One ongoing debate amid the reflationary impulse that’s driven breakevens to multi-year highs and buoyed various manifestations of the pro-cyclical trade in equities, revolves around the notion that the “trade” may be well ahead of the “reality.”
More simply: “Reflation” is not the same as inflation. Reflation is a more nebulous term that gets bandied about, sometimes with reckless abandon, to describe anything that looks pro-cyclical, while inflation is an actual, observable phenomenon.
Many market participants seem to think that realized inflation will “disappoint” relative to expectations built into market pricing, possibly leading to an unwind in the latter.
Read more: The Reflation Trade May Be About To Unwind
Against that backdrop, CPI in the US came in as expected Wednesday, printing a 0.3% MoM rise for January. The YoY read was a cooler-than-anticipated 1.4% rise.
Core, meanwhile, missed, printing unchanged MoM, and 1.4% YoY. That compares to expectations for a 0.2% monthly gain and 1.5% annual rate.
The energy index rose, but is still down on an annual basis. Prices for used vehicles fell, as did the recreation index and airline fares.

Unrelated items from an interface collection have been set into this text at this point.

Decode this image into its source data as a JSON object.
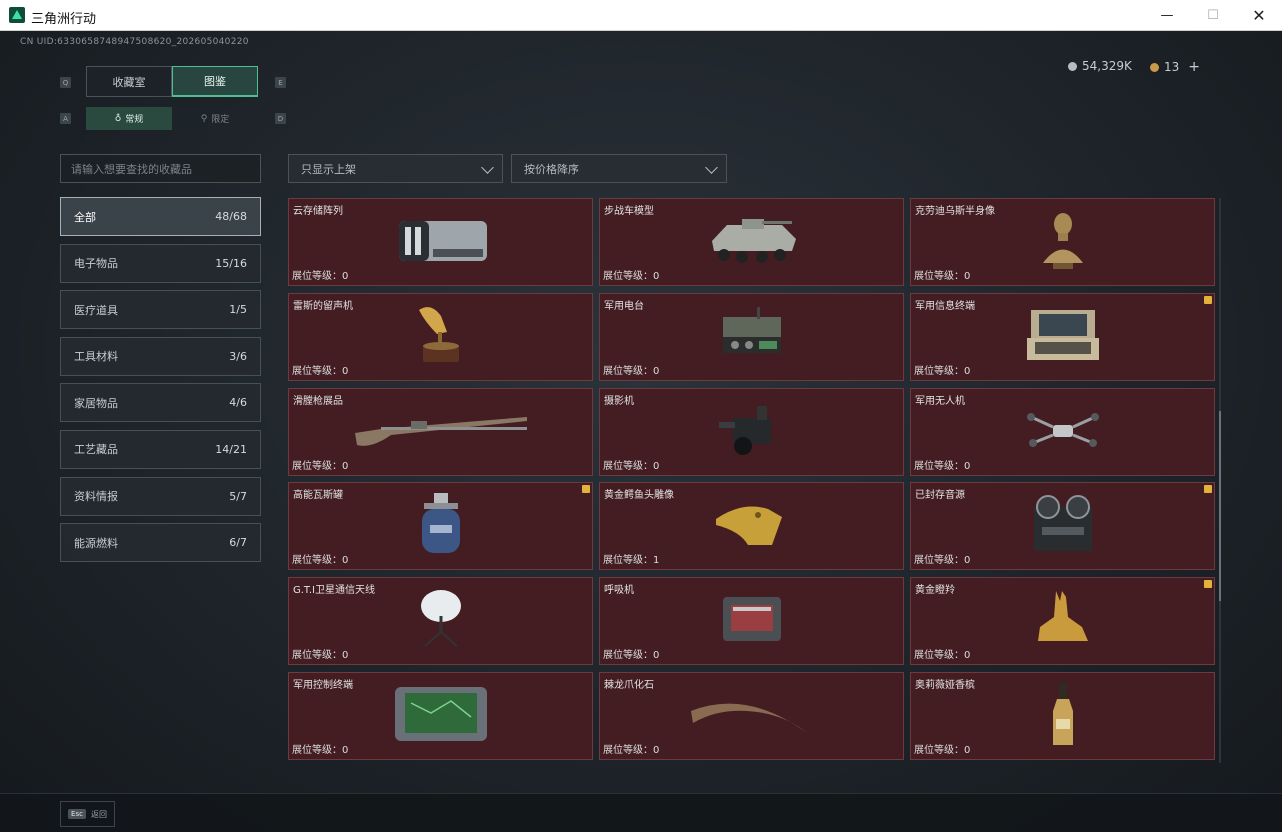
{
  "window": {
    "title": "三角洲行动",
    "min": "—",
    "max": "☐",
    "close": "✕"
  },
  "uid": "CN UID:6330658748947508620_202605040220",
  "currency": {
    "silver": "54,329K",
    "gold": "13",
    "plus": "+"
  },
  "keyhints": {
    "tab_left": "Q",
    "tab_right": "E",
    "sub_left": "A",
    "sub_right": "D"
  },
  "tabs": [
    {
      "label": "收藏室"
    },
    {
      "label": "图鉴"
    }
  ],
  "subtabs": [
    {
      "label": "常规"
    },
    {
      "label": "限定"
    }
  ],
  "search": {
    "placeholder": "请输入想要查找的收藏品"
  },
  "filters": {
    "display": "只显示上架",
    "sort": "按价格降序"
  },
  "categories": [
    {
      "label": "全部",
      "count": "48/68"
    },
    {
      "label": "电子物品",
      "count": "15/16"
    },
    {
      "label": "医疗道具",
      "count": "1/5"
    },
    {
      "label": "工具材料",
      "count": "3/6"
    },
    {
      "label": "家居物品",
      "count": "4/6"
    },
    {
      "label": "工艺藏品",
      "count": "14/21"
    },
    {
      "label": "资料情报",
      "count": "5/7"
    },
    {
      "label": "能源燃料",
      "count": "6/7"
    }
  ],
  "items": [
    {
      "name": "云存储阵列",
      "level": "展位等级：0",
      "icon": "server-icon",
      "badge": false
    },
    {
      "name": "步战车模型",
      "level": "展位等级：0",
      "icon": "ifv-model-icon",
      "badge": false
    },
    {
      "name": "克劳迪乌斯半身像",
      "level": "展位等级：0",
      "icon": "bust-icon",
      "badge": false
    },
    {
      "name": "雷斯的留声机",
      "level": "展位等级：0",
      "icon": "gramophone-icon",
      "badge": false
    },
    {
      "name": "军用电台",
      "level": "展位等级：0",
      "icon": "radio-icon",
      "badge": false
    },
    {
      "name": "军用信息终端",
      "level": "展位等级：0",
      "icon": "terminal-case-icon",
      "badge": true
    },
    {
      "name": "滑膛枪展品",
      "level": "展位等级：0",
      "icon": "musket-icon",
      "badge": false
    },
    {
      "name": "摄影机",
      "level": "展位等级：0",
      "icon": "camera-icon",
      "badge": false
    },
    {
      "name": "军用无人机",
      "level": "展位等级：0",
      "icon": "drone-icon",
      "badge": false
    },
    {
      "name": "高能瓦斯罐",
      "level": "展位等级：0",
      "icon": "gas-canister-icon",
      "badge": true
    },
    {
      "name": "黄金鳄鱼头雕像",
      "level": "展位等级：1",
      "icon": "gold-croc-icon",
      "badge": false
    },
    {
      "name": "已封存音源",
      "level": "展位等级：0",
      "icon": "reel-recorder-icon",
      "badge": true
    },
    {
      "name": "G.T.I卫星通信天线",
      "level": "展位等级：0",
      "icon": "satellite-dish-icon",
      "badge": false
    },
    {
      "name": "呼吸机",
      "level": "展位等级：0",
      "icon": "ventilator-icon",
      "badge": false
    },
    {
      "name": "黄金瞪羚",
      "level": "展位等级：0",
      "icon": "gold-gazelle-icon",
      "badge": true
    },
    {
      "name": "军用控制终端",
      "level": "展位等级：0",
      "icon": "control-terminal-icon",
      "badge": false
    },
    {
      "name": "棘龙爪化石",
      "level": "展位等级：0",
      "icon": "claw-fossil-icon",
      "badge": false
    },
    {
      "name": "奥莉薇娅香槟",
      "level": "展位等级：0",
      "icon": "champagne-icon",
      "badge": false
    }
  ],
  "bottom": {
    "esc_key": "Esc",
    "esc_label": "返回"
  }
}
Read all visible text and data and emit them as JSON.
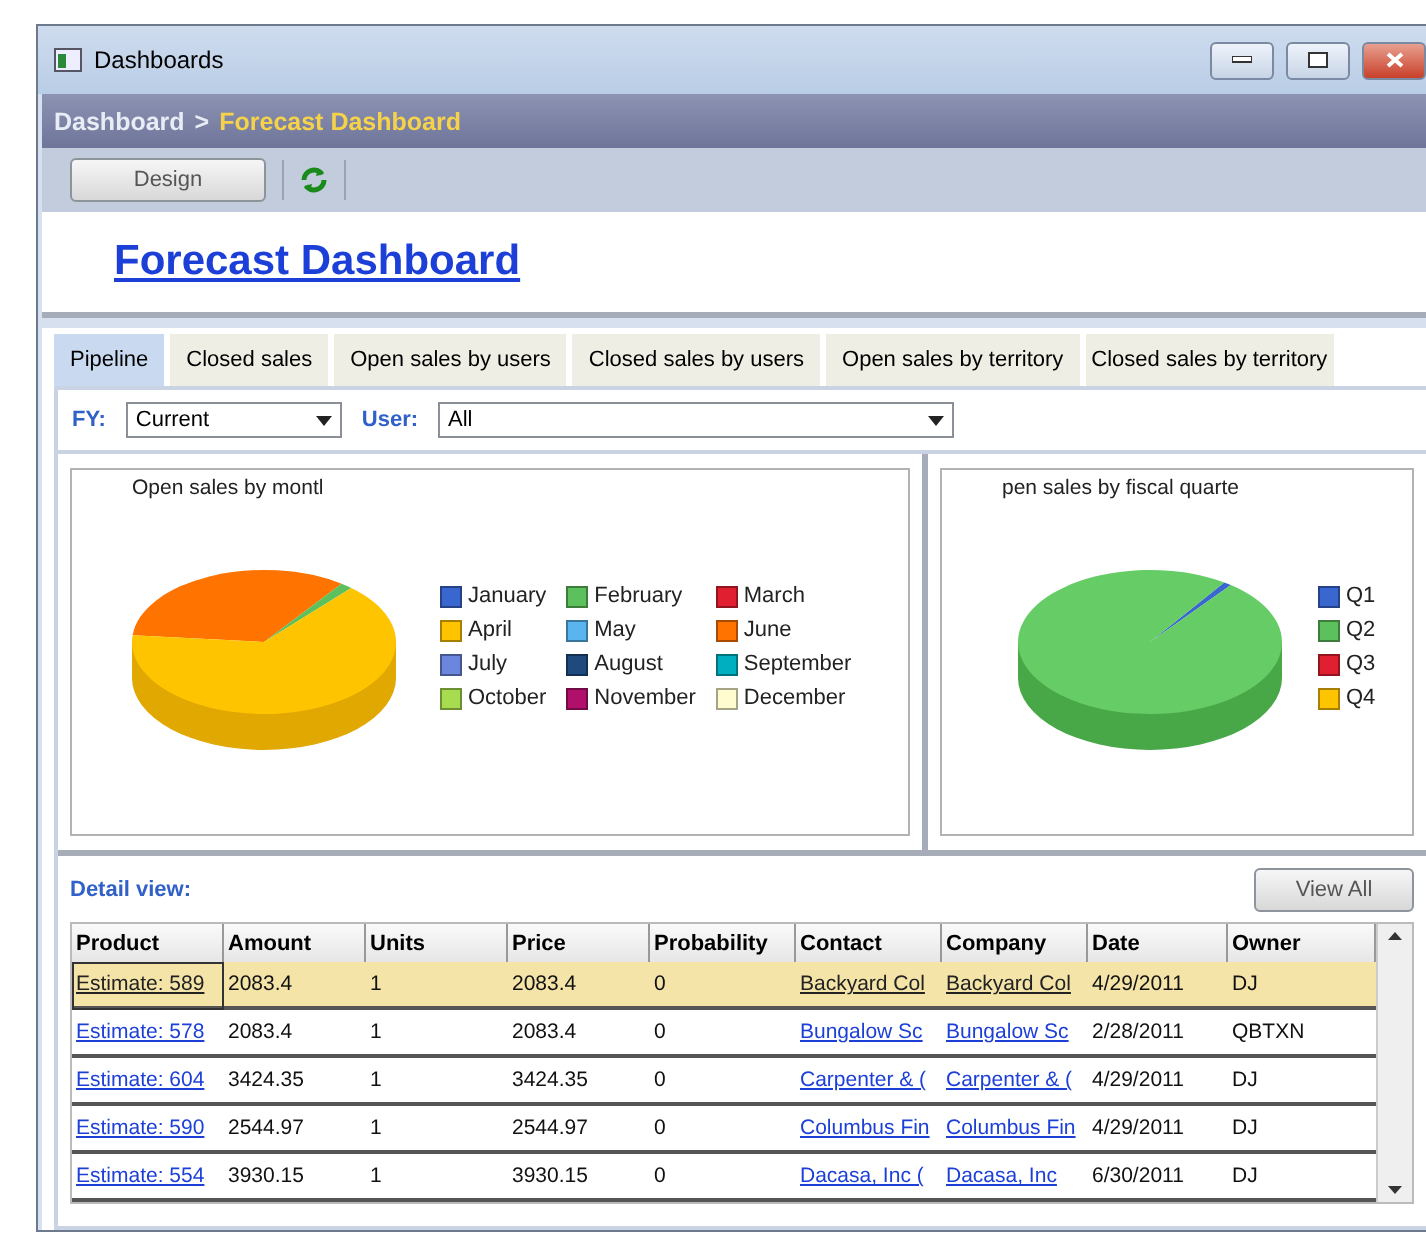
{
  "window": {
    "title": "Dashboards"
  },
  "breadcrumb": {
    "parent": "Dashboard",
    "separator": ">",
    "current": "Forecast Dashboard"
  },
  "toolbar": {
    "design_button": "Design"
  },
  "heading": "Forecast Dashboard",
  "tabs": [
    {
      "label": "Pipeline",
      "selected": true
    },
    {
      "label": "Closed sales",
      "selected": false
    },
    {
      "label": "Open sales by users",
      "selected": false
    },
    {
      "label": "Closed sales by users",
      "selected": false
    },
    {
      "label": "Open sales by territory",
      "selected": false
    },
    {
      "label": "Closed sales by territory",
      "selected": false
    }
  ],
  "filters": [
    {
      "label": "FY:",
      "value": "Current",
      "kind": "short"
    },
    {
      "label": "User:",
      "value": "All",
      "kind": "long"
    }
  ],
  "charts": [
    {
      "title": "Open sales by montl",
      "kind": "months",
      "legend": [
        {
          "label": "January",
          "color": "#3a66d0"
        },
        {
          "label": "February",
          "color": "#5cc05c"
        },
        {
          "label": "March",
          "color": "#e02030"
        },
        {
          "label": "April",
          "color": "#ffc400"
        },
        {
          "label": "May",
          "color": "#5ab4ee"
        },
        {
          "label": "June",
          "color": "#ff7300"
        },
        {
          "label": "July",
          "color": "#6c86de"
        },
        {
          "label": "August",
          "color": "#1e4a7e"
        },
        {
          "label": "September",
          "color": "#00b0c0"
        },
        {
          "label": "October",
          "color": "#a8dc50"
        },
        {
          "label": "November",
          "color": "#b0106a"
        },
        {
          "label": "December",
          "color": "#fffcd0"
        }
      ]
    },
    {
      "title": "pen sales by fiscal quarte",
      "kind": "quarters",
      "legend": [
        {
          "label": "Q1",
          "color": "#3a66d0"
        },
        {
          "label": "Q2",
          "color": "#5cc05c"
        },
        {
          "label": "Q3",
          "color": "#e02030"
        },
        {
          "label": "Q4",
          "color": "#ffc400"
        }
      ]
    }
  ],
  "detail": {
    "title": "Detail view:",
    "view_all_button": "View All",
    "columns": [
      {
        "label": "Product",
        "kind": "link"
      },
      {
        "label": "Amount",
        "kind": "text"
      },
      {
        "label": "Units",
        "kind": "text"
      },
      {
        "label": "Price",
        "kind": "text"
      },
      {
        "label": "Probability",
        "kind": "text"
      },
      {
        "label": "Contact",
        "kind": "link"
      },
      {
        "label": "Company",
        "kind": "link"
      },
      {
        "label": "Date",
        "kind": "text"
      },
      {
        "label": "Owner",
        "kind": "text"
      }
    ],
    "rows": [
      {
        "selected": true,
        "cells": [
          "Estimate: 589",
          "2083.4",
          "1",
          "2083.4",
          "0",
          "Backyard Col",
          "Backyard Col",
          "4/29/2011",
          "DJ"
        ]
      },
      {
        "selected": false,
        "cells": [
          "Estimate: 578",
          "2083.4",
          "1",
          "2083.4",
          "0",
          "Bungalow Sc",
          "Bungalow Sc",
          "2/28/2011",
          "QBTXN"
        ]
      },
      {
        "selected": false,
        "cells": [
          "Estimate: 604",
          "3424.35",
          "1",
          "3424.35",
          "0",
          "Carpenter & (",
          "Carpenter & (",
          "4/29/2011",
          "DJ"
        ]
      },
      {
        "selected": false,
        "cells": [
          "Estimate: 590",
          "2544.97",
          "1",
          "2544.97",
          "0",
          "Columbus Fin",
          "Columbus Fin",
          "4/29/2011",
          "DJ"
        ]
      },
      {
        "selected": false,
        "cells": [
          "Estimate: 554",
          "3930.15",
          "1",
          "3930.15",
          "0",
          "Dacasa, Inc (",
          "Dacasa, Inc",
          "6/30/2011",
          "DJ"
        ]
      }
    ]
  }
}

“We’re confident that forward inflation expectations (those driving 10-year breakevens to 220 bp) can sustain any implied setback from a disappointing start to the year for core-CPI,” BMO’s US rates team said.
That’s probably true, but Wednesday’s data may reinforce the notion that the market is ahead of “reality” when it comes to price pressures. Although the nascent bond bear took a breather on Monday and Tuesday ahead of 10- and 30-year supply, the week started off with some flashy numbers on 10-year breakevens and 30-year yields.
Additionally, you’ll recall that recent color from PMIs stateside suggests pandemic-related bottlenecks and supply chain issues are creating price pressures which may eventually find their way to consumers.
This is all set against the Beltway stimulus battle, and a somewhat amusing debate between Larry Summers and Janet Yellen over whether Joe Biden’s relief plan will “overheat” the US economy. Summers claims it could. Yellen is more worried about the on-the-ground reality for millions of jobless Americans and scores of families experiencing food insecurity.
Speaking of everyday Americans, all of this usually comes across as senseless banter. Real wages for most folks haven’t risen materially in decades. Between that and the longer-term spiral in prices for things like healthcare and education, everything mentioned above is, at best, esoteric on Main Street. At worst, it’s meaningless. Nobody struggling to make ends meet cares about any anecdotes from ISM manufacturing or what the MoM miss/beat was on core CPI.